As my 15-year high school reunion looms dangerously close on the horizon, I’ve been thinking a lot about the classic 80’s movie of teenage sturm und drang: ‘The Breakfast Club’. For those of you who may have missed one of the 157 airings of the TBS ‘Dinner and a Movie’ versions of ‘The Breakfast Club’ (‘Twister’ is this weekend!), the story is about five teenagers all from very different backgrounds, forced to spend the day together in the school library one Saturday as punishment for various indiscretions or acts of violence perpetrated upon unsuspecting freshmen.
At first, the teens eye each other uncomfortably and pretty much keep to themselves, but then, with no other form of entertainment around to distract them, they finally start talking to each other and, of course, discover they have a lot in common. The day of detention then becomes a day of discovery and reconciliation. And, true to form for all respectable John Hughes movies, Molly Ringwald ends up with the cute, but rough around the edges, guy (Judd Nelson, for all you fans of ’80s trivia).

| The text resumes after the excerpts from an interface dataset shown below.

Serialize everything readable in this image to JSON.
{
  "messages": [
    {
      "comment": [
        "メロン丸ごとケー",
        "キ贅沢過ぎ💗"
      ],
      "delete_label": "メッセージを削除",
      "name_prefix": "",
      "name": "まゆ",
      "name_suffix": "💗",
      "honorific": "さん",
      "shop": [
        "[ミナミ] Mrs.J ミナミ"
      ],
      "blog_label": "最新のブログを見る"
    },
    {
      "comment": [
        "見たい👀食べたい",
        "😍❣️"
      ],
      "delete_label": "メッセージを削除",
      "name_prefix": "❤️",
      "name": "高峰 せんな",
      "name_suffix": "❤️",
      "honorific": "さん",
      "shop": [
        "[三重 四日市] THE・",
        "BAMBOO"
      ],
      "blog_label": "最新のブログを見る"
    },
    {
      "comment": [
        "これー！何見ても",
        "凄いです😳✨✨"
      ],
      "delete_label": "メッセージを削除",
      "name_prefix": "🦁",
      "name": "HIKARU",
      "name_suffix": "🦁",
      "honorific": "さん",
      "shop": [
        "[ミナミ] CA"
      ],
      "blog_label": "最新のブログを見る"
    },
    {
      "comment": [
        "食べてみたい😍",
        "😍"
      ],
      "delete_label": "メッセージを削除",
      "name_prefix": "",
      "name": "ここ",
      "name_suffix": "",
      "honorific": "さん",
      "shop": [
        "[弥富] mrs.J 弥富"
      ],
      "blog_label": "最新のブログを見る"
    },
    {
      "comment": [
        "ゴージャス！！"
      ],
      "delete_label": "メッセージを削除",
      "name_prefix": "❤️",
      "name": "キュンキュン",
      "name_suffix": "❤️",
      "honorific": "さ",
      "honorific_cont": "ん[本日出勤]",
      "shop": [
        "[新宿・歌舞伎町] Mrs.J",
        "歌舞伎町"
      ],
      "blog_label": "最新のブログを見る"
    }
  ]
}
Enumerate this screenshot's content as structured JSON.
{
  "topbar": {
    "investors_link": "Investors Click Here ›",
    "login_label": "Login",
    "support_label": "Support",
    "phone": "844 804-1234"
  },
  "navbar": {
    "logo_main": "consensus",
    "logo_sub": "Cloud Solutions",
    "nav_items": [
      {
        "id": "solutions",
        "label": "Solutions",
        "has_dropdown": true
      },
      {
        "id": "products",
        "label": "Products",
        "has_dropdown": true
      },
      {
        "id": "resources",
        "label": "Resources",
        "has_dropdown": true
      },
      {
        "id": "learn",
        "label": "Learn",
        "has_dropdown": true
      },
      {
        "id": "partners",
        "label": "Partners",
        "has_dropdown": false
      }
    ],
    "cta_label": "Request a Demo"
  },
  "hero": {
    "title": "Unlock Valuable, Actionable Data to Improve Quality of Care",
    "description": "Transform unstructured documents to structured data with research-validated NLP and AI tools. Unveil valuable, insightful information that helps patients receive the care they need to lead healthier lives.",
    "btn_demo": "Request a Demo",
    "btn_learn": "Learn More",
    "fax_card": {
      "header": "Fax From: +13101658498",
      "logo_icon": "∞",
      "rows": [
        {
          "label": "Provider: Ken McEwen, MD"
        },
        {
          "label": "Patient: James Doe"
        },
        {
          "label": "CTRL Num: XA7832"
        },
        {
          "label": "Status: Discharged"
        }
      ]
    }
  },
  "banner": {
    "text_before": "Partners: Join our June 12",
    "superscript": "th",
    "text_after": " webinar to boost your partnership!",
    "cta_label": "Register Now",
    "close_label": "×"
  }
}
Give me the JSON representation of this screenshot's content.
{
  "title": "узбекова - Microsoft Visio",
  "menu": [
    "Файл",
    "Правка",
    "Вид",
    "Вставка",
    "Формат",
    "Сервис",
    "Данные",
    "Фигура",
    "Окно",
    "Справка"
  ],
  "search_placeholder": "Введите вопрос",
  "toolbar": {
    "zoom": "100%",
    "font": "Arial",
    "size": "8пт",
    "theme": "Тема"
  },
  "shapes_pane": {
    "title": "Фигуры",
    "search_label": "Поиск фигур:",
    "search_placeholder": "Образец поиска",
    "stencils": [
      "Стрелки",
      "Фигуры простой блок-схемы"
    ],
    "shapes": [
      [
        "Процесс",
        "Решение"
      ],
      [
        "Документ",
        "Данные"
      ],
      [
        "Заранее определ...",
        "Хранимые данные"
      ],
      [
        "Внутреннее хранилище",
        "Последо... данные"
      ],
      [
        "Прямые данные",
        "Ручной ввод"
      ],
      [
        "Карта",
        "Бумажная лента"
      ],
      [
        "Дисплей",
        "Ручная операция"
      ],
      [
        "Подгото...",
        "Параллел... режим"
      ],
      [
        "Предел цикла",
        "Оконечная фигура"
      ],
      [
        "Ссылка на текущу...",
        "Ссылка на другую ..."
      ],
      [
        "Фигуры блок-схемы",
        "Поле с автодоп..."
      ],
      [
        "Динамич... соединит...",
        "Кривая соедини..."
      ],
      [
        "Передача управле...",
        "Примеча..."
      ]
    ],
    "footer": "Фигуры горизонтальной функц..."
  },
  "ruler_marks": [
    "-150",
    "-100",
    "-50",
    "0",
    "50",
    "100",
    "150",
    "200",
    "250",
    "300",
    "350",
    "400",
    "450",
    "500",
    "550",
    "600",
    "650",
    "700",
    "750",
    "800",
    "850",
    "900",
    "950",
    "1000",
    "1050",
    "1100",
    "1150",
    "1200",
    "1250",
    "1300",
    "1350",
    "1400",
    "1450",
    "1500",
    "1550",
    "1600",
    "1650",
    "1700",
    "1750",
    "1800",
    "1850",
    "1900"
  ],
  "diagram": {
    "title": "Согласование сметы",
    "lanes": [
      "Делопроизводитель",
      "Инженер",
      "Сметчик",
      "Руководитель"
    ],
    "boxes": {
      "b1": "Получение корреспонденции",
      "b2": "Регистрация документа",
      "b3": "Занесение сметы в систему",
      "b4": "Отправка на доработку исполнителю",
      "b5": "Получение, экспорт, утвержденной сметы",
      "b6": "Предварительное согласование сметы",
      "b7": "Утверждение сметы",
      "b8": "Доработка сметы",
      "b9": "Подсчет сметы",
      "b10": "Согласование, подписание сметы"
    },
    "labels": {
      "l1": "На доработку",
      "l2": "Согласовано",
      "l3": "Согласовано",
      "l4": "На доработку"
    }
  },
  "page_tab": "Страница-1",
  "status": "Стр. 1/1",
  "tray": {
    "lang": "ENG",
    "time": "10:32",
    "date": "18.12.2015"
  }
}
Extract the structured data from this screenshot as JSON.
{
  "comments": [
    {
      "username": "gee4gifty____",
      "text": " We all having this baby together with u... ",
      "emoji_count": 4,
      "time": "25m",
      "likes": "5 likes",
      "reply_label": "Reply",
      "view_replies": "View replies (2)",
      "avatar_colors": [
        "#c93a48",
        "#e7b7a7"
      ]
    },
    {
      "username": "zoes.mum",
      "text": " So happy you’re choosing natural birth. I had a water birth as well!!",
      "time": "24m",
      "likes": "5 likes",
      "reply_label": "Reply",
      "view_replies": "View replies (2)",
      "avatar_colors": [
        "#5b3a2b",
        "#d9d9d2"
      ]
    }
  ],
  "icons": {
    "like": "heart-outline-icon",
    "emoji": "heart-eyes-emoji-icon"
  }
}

But everyone watching the movie knows that while they’re all happily dancing around the library now (where is the principal when all this is going on?) and sharing their innermost teenage secrets and desires, they’ll awkwardly ignore each other in the school hallways on Monday morning (completely forgetting the Simple Minds’ prescient warning ‘Don’t You Forget About Me’).
So, back to reality. Jim Faulconer has a great post up today about (among other things) how much he appreciates all of the unique people and their interesting personalities in his Ward. Which got me thinking. Are our experiences at Church like “The Breakfast Club”? Where we say hello, share a few meaningful spiritual experiences together, go home, and never make much of an effort to really get to know each other? Are we supposed to spend time outside Church activities getting to know each other as part of building a community of Zion, especially in places where there are few members? Do we have to be friends with people just because they are Mormon?
And, in our every day lives, how often do we go out of our way to acquaint ourselves, get to know, and appreciate people who are different than we are, i.e., of a lower or higher economic class, different race, religion, etc.? When we find out that someone is different in ways that we may find difficult to identify with, do we want to continue to be their friend? Say you just found out that someone at work you like and are getting to know better is gay and lives with a long-term partner. Do you continue the friendship in the same way?
How many of your friends are just like you? Do you socialize with people of different ethnic, religious and social backgrounds?